Recent research showed us how the role of measurement is the foundation for influencing campaign decisions—the definition of success varies based on the measurement tests, metrics and methodologies used. To further explore the topic of measurement, Facebook’s Neha Bhargava and Dan Chapsky partnered with Brett Gordon and Florian Zettelmeyer, professors from Northwestern’s Kellogg School of Management.* Together, the team co-authored a white paper that explores what constitutes good measurement and what success metrics really say about ad performance. Read more
Think about your News Feed. Whether it’s excitement over remakes of childhood classics or a solar eclipse or topics that make you go “huh,” Facebook has become the new watercooler. With over 1.5 billion people across the globe using Facebook every month to connect about topics that matter to them, it is no wonder marketers are interested in the insights that can be gleaned from these online interactions.
Marketers want to reach the right people at the right time, but success will always look different for each campaign. What works for one brand or campaign won’t necessarily work for another.
Measurement is the great equalizer—a tool to help marketers evaluate and improve campaign strategies against their definitions of “success.” Read more

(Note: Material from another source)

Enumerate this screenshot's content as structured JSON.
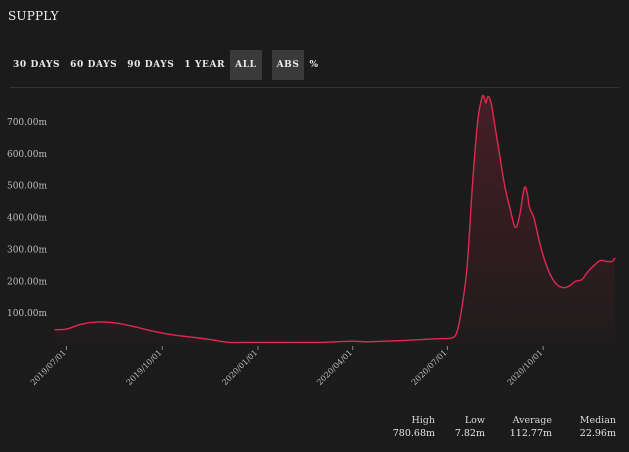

People have a growing appetite for creating, posting and interacting with video online, especially on mobile. Facebook, for instance, averages more than 3 billion video views per day—more than 65% of which happen on mobile. With just the swipe of a thumb, people have not only the power to control what content and advertising they view but also the power to decide how much attention they pay to that content. This environment of on-demand video consumption on mobile is compelling marketers to create impactful videos that deliver value. While the paradigm of content consumption has changed, marketers’ objectives have not.
As a step to better understand if video ads are changing people’s brand perceptions and purchase behaviors, the Facebook Marketing Science team commissioned Nielsen to analyze how Facebook video ads move brand metrics (Ad Recall, Brand Awareness and Purchase Consideration) in its BrandEffect database. What we learned is that every part of a video view—from initial impression to a complete view and everything in between—drives value.